═════ DATA FOR THE TASK ═════

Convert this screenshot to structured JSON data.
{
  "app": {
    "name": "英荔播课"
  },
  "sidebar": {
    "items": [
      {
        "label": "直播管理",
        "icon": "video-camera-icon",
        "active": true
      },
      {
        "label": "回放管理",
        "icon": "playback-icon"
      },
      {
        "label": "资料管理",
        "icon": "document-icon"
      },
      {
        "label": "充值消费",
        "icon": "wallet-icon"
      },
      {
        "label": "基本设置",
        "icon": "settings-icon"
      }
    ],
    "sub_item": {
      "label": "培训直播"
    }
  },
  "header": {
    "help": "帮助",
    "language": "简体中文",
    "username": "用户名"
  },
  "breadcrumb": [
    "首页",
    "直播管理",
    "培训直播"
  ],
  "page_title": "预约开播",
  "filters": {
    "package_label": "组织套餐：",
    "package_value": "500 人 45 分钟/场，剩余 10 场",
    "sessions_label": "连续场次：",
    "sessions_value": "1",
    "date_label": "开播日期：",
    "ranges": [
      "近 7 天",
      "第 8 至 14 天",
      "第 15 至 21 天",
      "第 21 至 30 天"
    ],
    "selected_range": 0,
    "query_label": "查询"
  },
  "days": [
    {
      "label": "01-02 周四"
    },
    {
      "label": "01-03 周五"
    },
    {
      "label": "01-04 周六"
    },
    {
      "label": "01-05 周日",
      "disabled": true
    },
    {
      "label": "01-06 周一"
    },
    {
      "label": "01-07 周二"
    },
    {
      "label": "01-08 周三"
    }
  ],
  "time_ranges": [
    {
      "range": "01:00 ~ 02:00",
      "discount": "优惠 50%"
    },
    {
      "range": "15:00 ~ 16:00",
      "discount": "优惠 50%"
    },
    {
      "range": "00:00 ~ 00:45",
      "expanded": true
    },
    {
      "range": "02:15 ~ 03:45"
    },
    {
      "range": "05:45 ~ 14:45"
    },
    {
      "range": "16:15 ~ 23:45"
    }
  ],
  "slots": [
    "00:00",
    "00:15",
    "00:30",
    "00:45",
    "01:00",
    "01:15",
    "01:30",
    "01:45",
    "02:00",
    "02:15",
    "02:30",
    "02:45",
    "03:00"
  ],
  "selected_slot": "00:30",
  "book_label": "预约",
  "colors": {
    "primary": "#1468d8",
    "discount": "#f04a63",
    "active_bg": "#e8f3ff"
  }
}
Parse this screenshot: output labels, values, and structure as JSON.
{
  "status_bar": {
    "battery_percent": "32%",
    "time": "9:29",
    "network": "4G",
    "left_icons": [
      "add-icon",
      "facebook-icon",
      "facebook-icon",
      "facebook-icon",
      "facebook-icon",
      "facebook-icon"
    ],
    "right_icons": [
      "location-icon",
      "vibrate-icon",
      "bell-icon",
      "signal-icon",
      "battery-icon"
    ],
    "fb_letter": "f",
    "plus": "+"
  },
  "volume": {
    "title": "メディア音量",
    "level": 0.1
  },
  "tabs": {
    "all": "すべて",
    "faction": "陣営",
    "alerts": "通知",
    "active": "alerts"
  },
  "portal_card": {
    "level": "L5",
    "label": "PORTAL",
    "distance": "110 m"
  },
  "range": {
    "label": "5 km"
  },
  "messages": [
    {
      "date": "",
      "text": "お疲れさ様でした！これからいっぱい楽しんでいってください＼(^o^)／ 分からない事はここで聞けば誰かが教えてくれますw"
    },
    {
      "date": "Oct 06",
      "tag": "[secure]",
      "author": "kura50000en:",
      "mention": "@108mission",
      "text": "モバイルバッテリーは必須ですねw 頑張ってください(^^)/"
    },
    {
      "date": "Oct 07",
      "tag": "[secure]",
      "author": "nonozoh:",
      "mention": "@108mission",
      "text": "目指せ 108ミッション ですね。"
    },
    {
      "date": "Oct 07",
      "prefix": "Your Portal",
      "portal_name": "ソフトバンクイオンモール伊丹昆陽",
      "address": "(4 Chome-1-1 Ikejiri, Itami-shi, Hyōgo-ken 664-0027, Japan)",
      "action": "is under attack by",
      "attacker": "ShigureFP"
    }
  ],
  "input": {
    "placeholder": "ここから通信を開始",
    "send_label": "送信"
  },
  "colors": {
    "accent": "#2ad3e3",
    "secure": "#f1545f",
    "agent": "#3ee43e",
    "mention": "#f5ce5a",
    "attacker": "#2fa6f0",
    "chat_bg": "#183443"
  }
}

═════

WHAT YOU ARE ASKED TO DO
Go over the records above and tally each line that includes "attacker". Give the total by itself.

SOLVED PROBLEM
2